= Try it =
Your reproduction of the entries should be exact and should contain no pictures.

= Given records =

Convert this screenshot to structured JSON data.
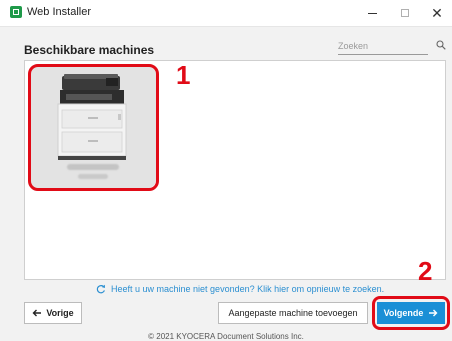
{
  "window": {
    "title": "Web Installer",
    "icon": "web-installer-app-icon",
    "minimize_label": "–",
    "maximize_label": "",
    "close_label": "✕"
  },
  "header": {
    "title": "Beschikbare machines",
    "search_placeholder": "Zoeken",
    "search_value": ""
  },
  "machines": [
    {
      "icon": "printer-icon",
      "name": "",
      "selected": true
    }
  ],
  "callouts": {
    "one": "1",
    "two": "2",
    "color": "#e10b17"
  },
  "notfound": {
    "text": "Heeft u uw machine niet gevonden? Klik hier om opnieuw te zoeken.",
    "icon": "refresh-icon"
  },
  "buttons": {
    "back": "Vorige",
    "custom": "Aangepaste machine toevoegen",
    "next": "Volgende"
  },
  "footer": "© 2021 KYOCERA Document Solutions Inc.",
  "colors": {
    "accent": "#1a8fd6",
    "link": "#2b8fd1",
    "highlight": "#e10b17",
    "app_icon": "#1f9a4a"
  }
}
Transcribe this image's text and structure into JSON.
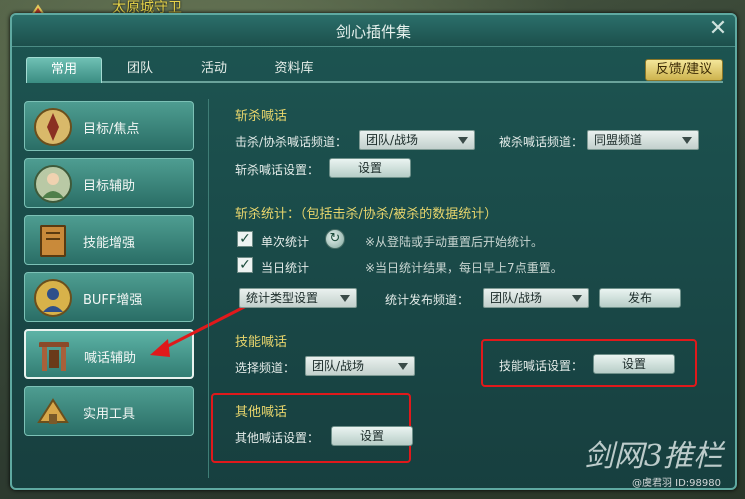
{
  "npc_name": "太原城守卫",
  "window": {
    "title": "剑心插件集",
    "close_symbol": "✕"
  },
  "tabs": [
    {
      "label": "常用",
      "active": true
    },
    {
      "label": "团队",
      "active": false
    },
    {
      "label": "活动",
      "active": false
    },
    {
      "label": "资料库",
      "active": false
    }
  ],
  "feedback_label": "反馈/建议",
  "sidebar": [
    {
      "label": "目标/焦点",
      "icon": "target-icon",
      "active": false
    },
    {
      "label": "目标辅助",
      "icon": "character-icon",
      "active": false
    },
    {
      "label": "技能增强",
      "icon": "skill-book-icon",
      "active": false
    },
    {
      "label": "BUFF增强",
      "icon": "buff-icon",
      "active": false
    },
    {
      "label": "喊话辅助",
      "icon": "gate-icon",
      "active": true
    },
    {
      "label": "实用工具",
      "icon": "tools-icon",
      "active": false
    }
  ],
  "kill_shout": {
    "title": "斩杀喊话",
    "kill_channel_label": "击杀/协杀喊话频道：",
    "kill_channel_value": "团队/战场",
    "killed_channel_label": "被杀喊话频道：",
    "killed_channel_value": "同盟频道",
    "settings_label": "斩杀喊话设置：",
    "settings_button": "设置"
  },
  "kill_stats": {
    "title": "斩杀统计：（包括击杀/协杀/被杀的数据统计）",
    "single_label": "单次统计",
    "single_checked": true,
    "single_note": "※从登陆或手动重置后开始统计。",
    "daily_label": "当日统计",
    "daily_checked": true,
    "daily_note": "※当日统计结果，每日早上7点重置。",
    "type_dropdown": "统计类型设置",
    "publish_channel_label": "统计发布频道：",
    "publish_channel_value": "团队/战场",
    "publish_button": "发布",
    "check_symbol": "✓",
    "refresh_symbol": "↻"
  },
  "skill_shout": {
    "title": "技能喊话",
    "channel_label": "选择频道：",
    "channel_value": "团队/战场",
    "settings_label": "技能喊话设置：",
    "settings_button": "设置"
  },
  "other_shout": {
    "title": "其他喊话",
    "settings_label": "其他喊话设置：",
    "settings_button": "设置"
  },
  "watermark": {
    "main": "剑网3推栏",
    "sub": "@虞君羽 ID:98980"
  },
  "colors": {
    "annotation_red": "#e0191b",
    "section_title": "#e7d56c"
  }
}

= Solution to the exercise =
Convert this screenshot to structured JSON data.
{
  "window": {
    "title": "Web Installer",
    "icon": "web-installer-app-icon",
    "minimize_label": "–",
    "maximize_label": "",
    "close_label": "✕"
  },
  "header": {
    "title": "Beschikbare machines",
    "search_placeholder": "Zoeken",
    "search_value": ""
  },
  "machines": [
    {
      "icon": "printer-icon",
      "name": "",
      "selected": true
    }
  ],
  "callouts": {
    "one": "1",
    "two": "2",
    "color": "#e10b17"
  },
  "notfound": {
    "text": "Heeft u uw machine niet gevonden? Klik hier om opnieuw te zoeken.",
    "icon": "refresh-icon"
  },
  "buttons": {
    "back": "Vorige",
    "custom": "Aangepaste machine toevoegen",
    "next": "Volgende"
  },
  "footer": "© 2021 KYOCERA Document Solutions Inc.",
  "colors": {
    "accent": "#1a8fd6",
    "link": "#2b8fd1",
    "highlight": "#e10b17",
    "app_icon": "#1f9a4a"
  }
}
Transcribe this image's text and structure into JSON.
{
  "npc_name": "太原城守卫",
  "window": {
    "title": "剑心插件集",
    "close_symbol": "✕"
  },
  "tabs": [
    {
      "label": "常用",
      "active": true
    },
    {
      "label": "团队",
      "active": false
    },
    {
      "label": "活动",
      "active": false
    },
    {
      "label": "资料库",
      "active": false
    }
  ],
  "feedback_label": "反馈/建议",
  "sidebar": [
    {
      "label": "目标/焦点",
      "icon": "target-icon",
      "active": false
    },
    {
      "label": "目标辅助",
      "icon": "character-icon",
      "active": false
    },
    {
      "label": "技能增强",
      "icon": "skill-book-icon",
      "active": false
    },
    {
      "label": "BUFF增强",
      "icon": "buff-icon",
      "active": false
    },
    {
      "label": "喊话辅助",
      "icon": "gate-icon",
      "active": true
    },
    {
      "label": "实用工具",
      "icon": "tools-icon",
      "active": false
    }
  ],
  "kill_shout": {
    "title": "斩杀喊话",
    "kill_channel_label": "击杀/协杀喊话频道：",
    "kill_channel_value": "团队/战场",
    "killed_channel_label": "被杀喊话频道：",
    "killed_channel_value": "同盟频道",
    "settings_label": "斩杀喊话设置：",
    "settings_button": "设置"
  },
  "kill_stats": {
    "title": "斩杀统计：（包括击杀/协杀/被杀的数据统计）",
    "single_label": "单次统计",
    "single_checked": true,
    "single_note": "※从登陆或手动重置后开始统计。",
    "daily_label": "当日统计",
    "daily_checked": true,
    "daily_note": "※当日统计结果，每日早上7点重置。",
    "type_dropdown": "统计类型设置",
    "publish_channel_label": "统计发布频道：",
    "publish_channel_value": "团队/战场",
    "publish_button": "发布",
    "check_symbol": "✓",
    "refresh_symbol": "↻"
  },
  "skill_shout": {
    "title": "技能喊话",
    "channel_label": "选择频道：",
    "channel_value": "团队/战场",
    "settings_label": "技能喊话设置：",
    "settings_button": "设置"
  },
  "other_shout": {
    "title": "其他喊话",
    "settings_label": "其他喊话设置：",
    "settings_button": "设置"
  },
  "watermark": {
    "main": "剑网3推栏",
    "sub": "@虞君羽 ID:98980"
  },
  "colors": {
    "annotation_red": "#e0191b",
    "section_title": "#e7d56c"
  }
}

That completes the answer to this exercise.